In addition, the stop 49, as already indicated in FIG. 7, has two different fixing positions, namely the one normal operation position just described, and a release position in which the stop is moved further forward and holds the track 44 in a slightly raised state, so that the lower edge of the rubber strip 22' is out of engagement with the holding rods 7. This position is preferably set for the unloading of the device, when holding rods 7 are to be removed to the front from the guide tracks 19. The stop here can also be movable elastically back into its normal position, so that it is always only moved from the holding rods for the moment of drawing forward of one or more holding rods 7 with objects arranged therebetween, and then comes back into engagement therewith again. The removed holding rods 7 are then pushed into the upper guides 43, 43' in succession, whilst the lower rods 3, which carry the individual pockets 5', are pushed into the lower guides 48, 48'.

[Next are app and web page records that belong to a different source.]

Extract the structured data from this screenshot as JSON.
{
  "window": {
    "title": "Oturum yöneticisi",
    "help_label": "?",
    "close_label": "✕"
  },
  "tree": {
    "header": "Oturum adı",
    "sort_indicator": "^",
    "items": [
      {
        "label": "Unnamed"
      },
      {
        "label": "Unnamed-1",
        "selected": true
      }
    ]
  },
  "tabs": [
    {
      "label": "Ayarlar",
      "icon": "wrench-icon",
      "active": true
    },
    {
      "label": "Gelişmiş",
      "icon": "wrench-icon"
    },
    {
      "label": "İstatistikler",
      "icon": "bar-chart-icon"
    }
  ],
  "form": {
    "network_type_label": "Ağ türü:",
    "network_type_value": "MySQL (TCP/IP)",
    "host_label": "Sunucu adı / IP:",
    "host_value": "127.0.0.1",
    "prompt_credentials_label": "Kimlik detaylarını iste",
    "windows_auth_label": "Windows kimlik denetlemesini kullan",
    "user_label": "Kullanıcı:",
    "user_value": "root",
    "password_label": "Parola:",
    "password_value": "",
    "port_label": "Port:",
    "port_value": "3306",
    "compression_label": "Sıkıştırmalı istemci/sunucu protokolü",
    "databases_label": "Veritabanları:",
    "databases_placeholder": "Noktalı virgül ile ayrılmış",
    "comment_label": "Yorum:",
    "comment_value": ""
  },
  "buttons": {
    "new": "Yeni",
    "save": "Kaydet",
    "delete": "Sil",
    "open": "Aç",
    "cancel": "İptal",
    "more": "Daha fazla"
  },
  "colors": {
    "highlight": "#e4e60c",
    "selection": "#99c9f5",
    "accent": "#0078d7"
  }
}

The braking devices and also the holding- and stopping parts 13, 14 can also be selectively equipped with a foot lever mechanism, so that the persons who undertake the loading and unloading, on actuating the same element, have their hands free for the removal or suspension of the rods 3. The said elements are preferably prestressed here in holding engagement and are only released by actuation of the foot lever.